We all know that data growth is exploding and storage budgets are shrinking. Instead of showing you charts on about how much data there is, in his General Session at 17th Cloud Expo, Scott Cleland, Senior Director of Product Marketing at HGST, showed how to capture all of your data in one place. After you have your data under control, you can then analyze it in one place, saving time and resources.
With all the incredible momentum behind the Internet of Things (IoT) industry, it is easy to forget that not a single CEO wakes up and wonders if “my IoT is broken.” What they wonder is if they are making the right decisions to do all they can to increase revenue, decrease costs, and improve customer experience – effectively the same challenges they have always had in growing their business. The exciting thing about the IoT industry is now these decisions can be better, faster, and smarter. Now ...
The cloud. Like a comic book superhero, there seems to be no problem it can’t fix or cost it can’t slash. Yet making the transition is not always easy and production environments are still largely on premise. Taking some practical and sensible steps to reduce risk can also help provide a basis for a successful cloud transition. A plethora of surveys from the likes of IDG and Gartner show that more than 70 percent of enterprises have deployed at least one or more cloud application or workload. Y...
Continuous processes around the development and deployment of applications are both impacted by -- and a benefit to -- the Internet of Things trend. To help better understand the relationship between DevOps and a plethora of new end-devices and data please welcome Gary Gruver, consultant, author and a former IT executive who has led many large-scale IT transformation projects, and John Jeremiah, Technology Evangelist at Hewlett Packard Enterprise (HPE), on Twitter at @j_jeremiah. The discussion...

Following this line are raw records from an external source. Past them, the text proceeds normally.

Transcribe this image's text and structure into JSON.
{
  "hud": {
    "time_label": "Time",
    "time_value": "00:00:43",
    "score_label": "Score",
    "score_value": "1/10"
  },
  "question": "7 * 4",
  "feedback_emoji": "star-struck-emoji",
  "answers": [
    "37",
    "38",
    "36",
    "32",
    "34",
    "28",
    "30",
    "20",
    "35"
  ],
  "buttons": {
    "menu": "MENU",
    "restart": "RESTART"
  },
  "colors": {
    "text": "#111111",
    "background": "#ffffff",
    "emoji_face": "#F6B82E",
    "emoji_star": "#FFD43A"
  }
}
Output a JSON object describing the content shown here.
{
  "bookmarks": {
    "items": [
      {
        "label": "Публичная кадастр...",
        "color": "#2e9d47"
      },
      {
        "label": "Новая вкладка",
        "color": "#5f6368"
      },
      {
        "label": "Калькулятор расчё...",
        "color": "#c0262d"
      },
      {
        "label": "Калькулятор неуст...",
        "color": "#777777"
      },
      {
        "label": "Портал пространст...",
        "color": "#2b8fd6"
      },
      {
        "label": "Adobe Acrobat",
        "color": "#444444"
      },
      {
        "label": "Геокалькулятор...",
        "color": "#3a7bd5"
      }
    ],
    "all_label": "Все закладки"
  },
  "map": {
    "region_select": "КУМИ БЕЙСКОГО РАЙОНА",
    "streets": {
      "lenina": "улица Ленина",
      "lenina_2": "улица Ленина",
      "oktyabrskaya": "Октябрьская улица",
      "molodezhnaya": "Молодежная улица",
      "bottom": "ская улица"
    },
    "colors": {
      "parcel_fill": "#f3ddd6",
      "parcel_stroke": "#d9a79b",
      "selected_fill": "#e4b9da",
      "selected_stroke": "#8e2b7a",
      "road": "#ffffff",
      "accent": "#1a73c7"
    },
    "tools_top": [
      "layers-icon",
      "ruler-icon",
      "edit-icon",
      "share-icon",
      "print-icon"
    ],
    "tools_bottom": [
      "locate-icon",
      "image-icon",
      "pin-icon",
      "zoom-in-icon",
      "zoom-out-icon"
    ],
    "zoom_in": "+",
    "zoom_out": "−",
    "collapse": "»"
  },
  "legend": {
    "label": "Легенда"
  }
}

Too often with compelling new technologies market participants become overly enamored with that attractiveness of the technology and neglect underlying business drivers. This tendency, what some call the “newest shiny object syndrome” is understandable given that virtually all of us are heavily engaged in technology. But it is also mistaken. Without concrete business cases driving its deployment, IoT, like many other technologies before it, will fade into obscurity.